Green Business: IKEA Adds “Restore” to Sustainability Goals

Reduce, reuse, recycle.

Good start. But we need a few more letters.

On the front end, I propose, let’s add an R for “Refuse.”

The world’s climate change challenges aren’t going to be solved by doing better while we still take and make too much. Speaking as a First World citizen, at the heart of it, we have to use less. Of everything.

With that out of the way, let’s look at the back end. After the R for Recycle, let’s make room for Rot.

As in, whatever you can’t recycle, please send to compost. (Feel free to quibble to be had that composting is already rolled in to Recycling, but I feel it bears special attention.)

Which brings us to the most important R of all: Restore.

There’s a compelling case to made going past doing less harm, or slowing the rate of harm, or ceasing the harmful activities entirely.

If the next generation is going to have a world that they can thrive in, or any world at all the ways things are going, we have some cleaning up to do.

The next active step is to heal, to fix, and Restore our natural world, ecosystems and communities to sustainable, balanced health.

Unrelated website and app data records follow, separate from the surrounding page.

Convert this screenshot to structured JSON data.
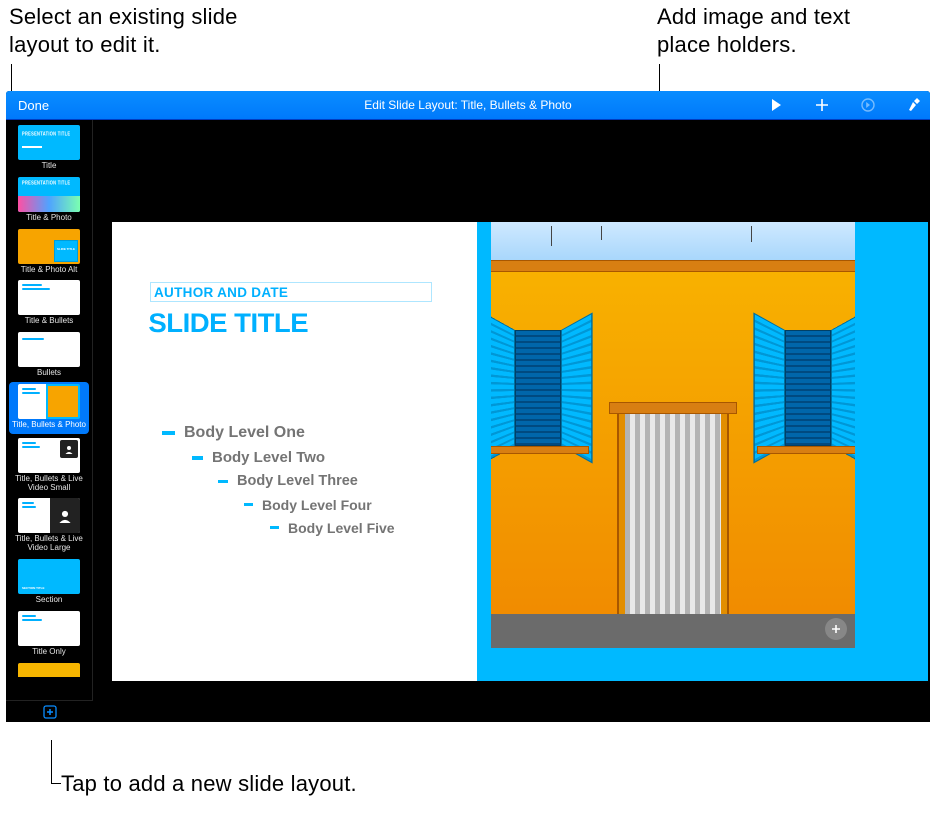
{
  "callouts": {
    "top_left": "Select an existing slide layout to edit it.",
    "top_right": "Add image and text place holders.",
    "bottom": "Tap to add a new slide layout."
  },
  "toolbar": {
    "done_label": "Done",
    "title": "Edit Slide Layout: Title, Bullets & Photo"
  },
  "sidebar": {
    "items": [
      {
        "label": "Title"
      },
      {
        "label": "Title & Photo"
      },
      {
        "label": "Title & Photo Alt"
      },
      {
        "label": "Title & Bullets"
      },
      {
        "label": "Bullets"
      },
      {
        "label": "Title, Bullets & Photo",
        "selected": true
      },
      {
        "label": "Title, Bullets & Live Video Small"
      },
      {
        "label": "Title, Bullets & Live Video Large"
      },
      {
        "label": "Section"
      },
      {
        "label": "Title Only"
      }
    ]
  },
  "slide": {
    "author_date": "AUTHOR AND DATE",
    "title": "SLIDE TITLE",
    "body_levels": [
      "Body Level One",
      "Body Level Two",
      "Body Level Three",
      "Body Level Four",
      "Body Level Five"
    ]
  },
  "icons": {
    "play": "play-icon",
    "plus": "plus-icon",
    "skip": "skip-icon",
    "brush": "format-brush-icon",
    "add_slide": "add-slide-icon",
    "media_plus": "media-plus-icon"
  }
}
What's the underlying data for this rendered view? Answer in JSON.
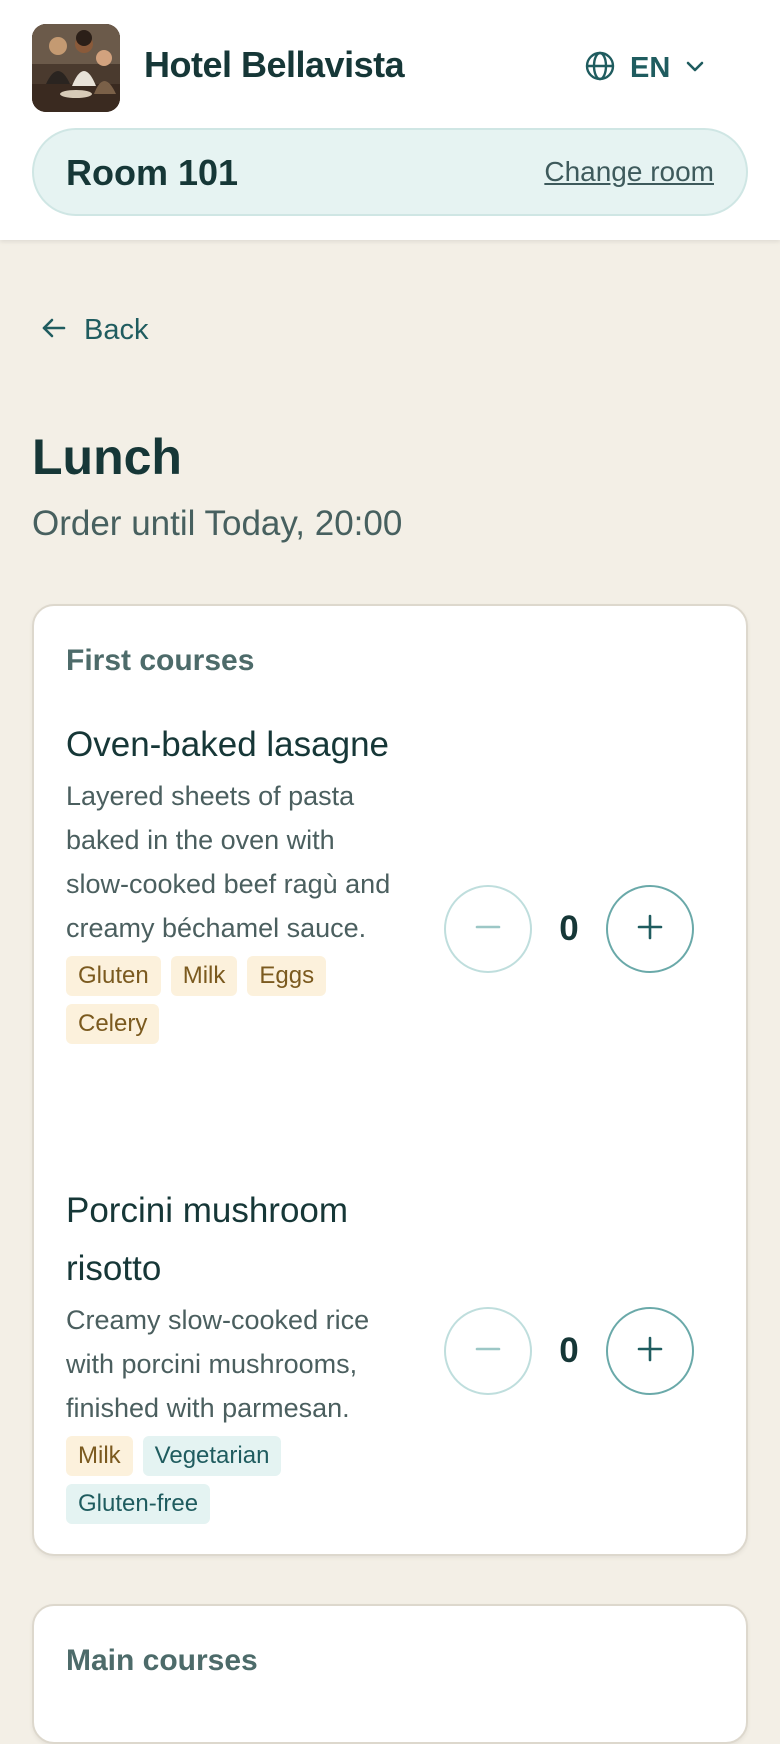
{
  "header": {
    "hotel_name": "Hotel Bellavista",
    "language": "EN",
    "room": "Room 101",
    "change_room": "Change room"
  },
  "nav": {
    "back": "Back"
  },
  "page": {
    "title": "Lunch",
    "subtitle": "Order until Today, 20:00"
  },
  "sections": [
    {
      "title": "First courses",
      "dishes": [
        {
          "name": "Oven-baked lasagne",
          "description": "Layered sheets of pasta baked in the oven with slow-cooked beef ragù and creamy béchamel sauce.",
          "tags": [
            "Gluten",
            "Milk",
            "Eggs",
            "Celery"
          ],
          "quantity": "0"
        },
        {
          "name": "Porcini mushroom risotto",
          "description": "Creamy slow-cooked rice with porcini mushrooms, finished with parmesan.",
          "tags": [
            "Milk",
            "Vegetarian",
            "Gluten-free"
          ],
          "quantity": "0"
        }
      ]
    },
    {
      "title": "Main courses"
    }
  ],
  "colors": {
    "accent": "#1f5c5f",
    "background": "#f3efe6",
    "allergen_tag_bg": "#fcf1dc",
    "diet_tag_bg": "#e4f3f2"
  },
  "icons": {
    "language": "globe-icon",
    "language_dropdown": "chevron-down-icon",
    "back": "arrow-left-icon",
    "decrease": "minus-icon",
    "increase": "plus-icon"
  }
}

I’m starting to see examples of  this in the business world with Sustainability commitments that explicitly address Restoration.

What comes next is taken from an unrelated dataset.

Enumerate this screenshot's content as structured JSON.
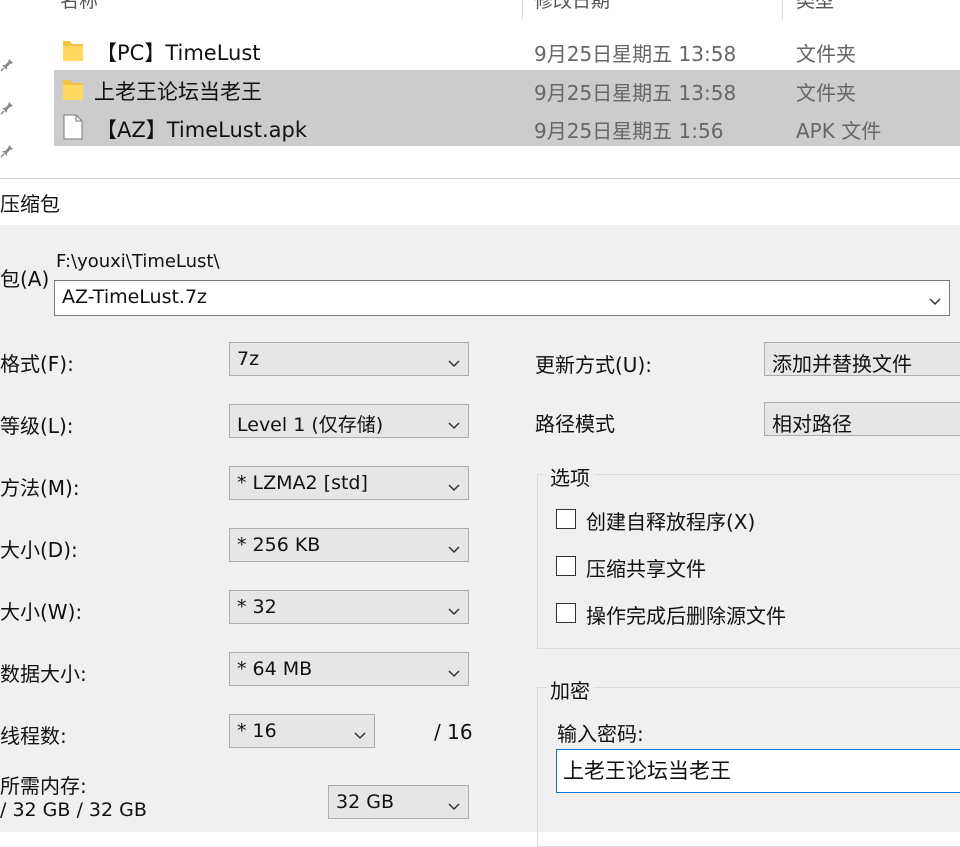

As an example, IKEA just issued new 2020 Sustainability targets to increase the availability of clean water where it operates.


IKEA to become ‘water positive’ by 2020
IKEA Group has revealed its new sustainability strategy which includes measures to balance its water footprint and contribute to the increased availability of clean water in the communities where it operates.

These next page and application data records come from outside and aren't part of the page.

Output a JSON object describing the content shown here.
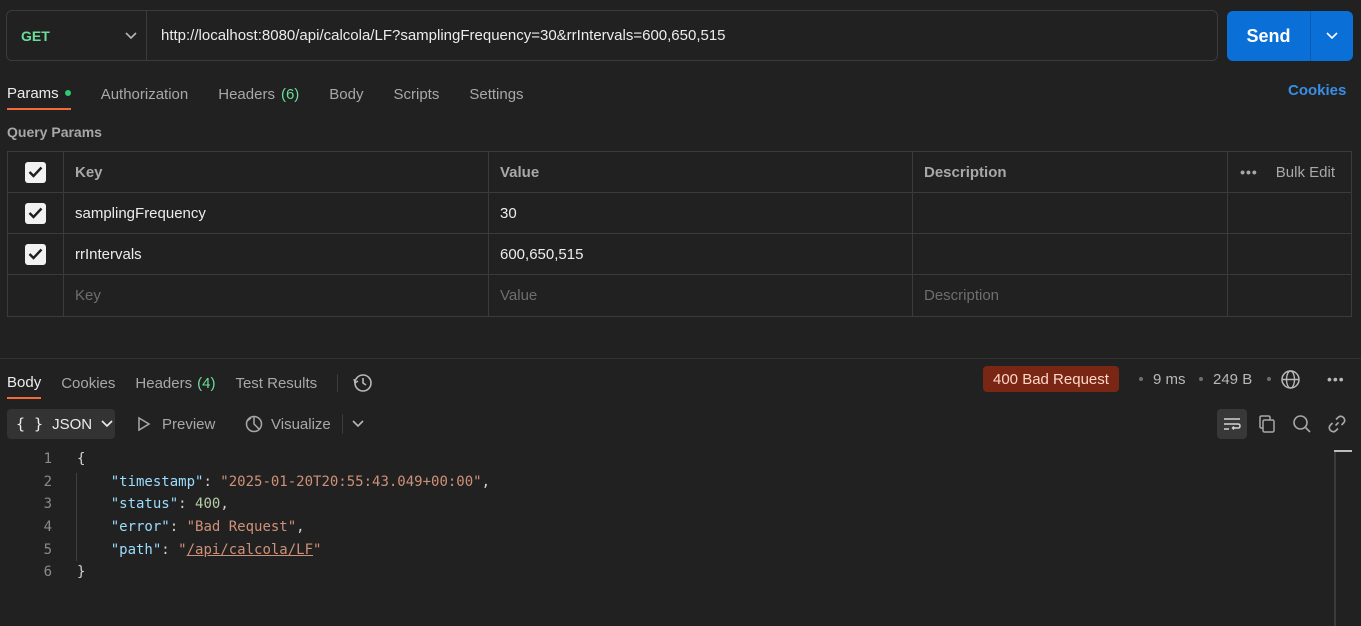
{
  "request": {
    "method": "GET",
    "url": "http://localhost:8080/api/calcola/LF?samplingFrequency=30&rrIntervals=600,650,515",
    "send_label": "Send"
  },
  "request_tabs": [
    {
      "label": "Params",
      "active": true
    },
    {
      "label": "Authorization"
    },
    {
      "label": "Headers",
      "count": "(6)"
    },
    {
      "label": "Body"
    },
    {
      "label": "Scripts"
    },
    {
      "label": "Settings"
    }
  ],
  "cookies_link": "Cookies",
  "query_params": {
    "title": "Query Params",
    "headers": {
      "key": "Key",
      "value": "Value",
      "description": "Description",
      "bulk_edit": "Bulk Edit"
    },
    "rows": [
      {
        "key": "samplingFrequency",
        "value": "30",
        "description": "",
        "checked": true
      },
      {
        "key": "rrIntervals",
        "value": "600,650,515",
        "description": "",
        "checked": true
      }
    ],
    "placeholders": {
      "key": "Key",
      "value": "Value",
      "description": "Description"
    }
  },
  "response_tabs": [
    {
      "label": "Body",
      "active": true
    },
    {
      "label": "Cookies"
    },
    {
      "label": "Headers",
      "count": "(4)"
    },
    {
      "label": "Test Results"
    }
  ],
  "response_meta": {
    "status": "400 Bad Request",
    "time": "9 ms",
    "size": "249 B"
  },
  "viewer": {
    "format": "JSON",
    "braces": "{ }",
    "preview": "Preview",
    "visualize": "Visualize"
  },
  "code_lines": [
    {
      "n": "1",
      "parts": [
        {
          "t": "{",
          "c": "p"
        }
      ]
    },
    {
      "n": "2",
      "parts": [
        {
          "t": "    ",
          "c": "p"
        },
        {
          "t": "\"timestamp\"",
          "c": "key"
        },
        {
          "t": ": ",
          "c": "p"
        },
        {
          "t": "\"2025-01-20T20:55:43.049+00:00\"",
          "c": "str"
        },
        {
          "t": ",",
          "c": "p"
        }
      ]
    },
    {
      "n": "3",
      "parts": [
        {
          "t": "    ",
          "c": "p"
        },
        {
          "t": "\"status\"",
          "c": "key"
        },
        {
          "t": ": ",
          "c": "p"
        },
        {
          "t": "400",
          "c": "num"
        },
        {
          "t": ",",
          "c": "p"
        }
      ]
    },
    {
      "n": "4",
      "parts": [
        {
          "t": "    ",
          "c": "p"
        },
        {
          "t": "\"error\"",
          "c": "key"
        },
        {
          "t": ": ",
          "c": "p"
        },
        {
          "t": "\"Bad Request\"",
          "c": "str"
        },
        {
          "t": ",",
          "c": "p"
        }
      ]
    },
    {
      "n": "5",
      "parts": [
        {
          "t": "    ",
          "c": "p"
        },
        {
          "t": "\"path\"",
          "c": "key"
        },
        {
          "t": ": ",
          "c": "p"
        },
        {
          "t": "\"",
          "c": "str"
        },
        {
          "t": "/api/calcola/LF",
          "c": "str link"
        },
        {
          "t": "\"",
          "c": "str"
        }
      ]
    },
    {
      "n": "6",
      "parts": [
        {
          "t": "}",
          "c": "p"
        }
      ]
    }
  ],
  "colors": {
    "accent_send": "#0a6fd6",
    "method_get": "#6bdd9a",
    "active_tab_underline": "#f26b3a",
    "status_error_bg": "#7a2615",
    "link": "#3a8ee6"
  },
  "icons": [
    "chevron-down-icon",
    "check-icon",
    "ellipsis-icon",
    "history-icon",
    "globe-icon",
    "more-icon",
    "play-icon",
    "visualize-icon",
    "wrap-icon",
    "copy-icon",
    "search-icon",
    "link-icon"
  ]
}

A Restore mindset is about leaving the world a better place, which is exactly how American poet Ralph Waldo Emerson defined success:

“To laugh often and much; to win the respect of intelligent people and the affection of leave the world a better place…to know even one life has breathed easier because you have lived. This is to have succeeded.”

Refuse, Reduce, Reuse, Recycle, Rot, Restore.

I’ll be on the lookout for more Restore examples like this one from IKEA.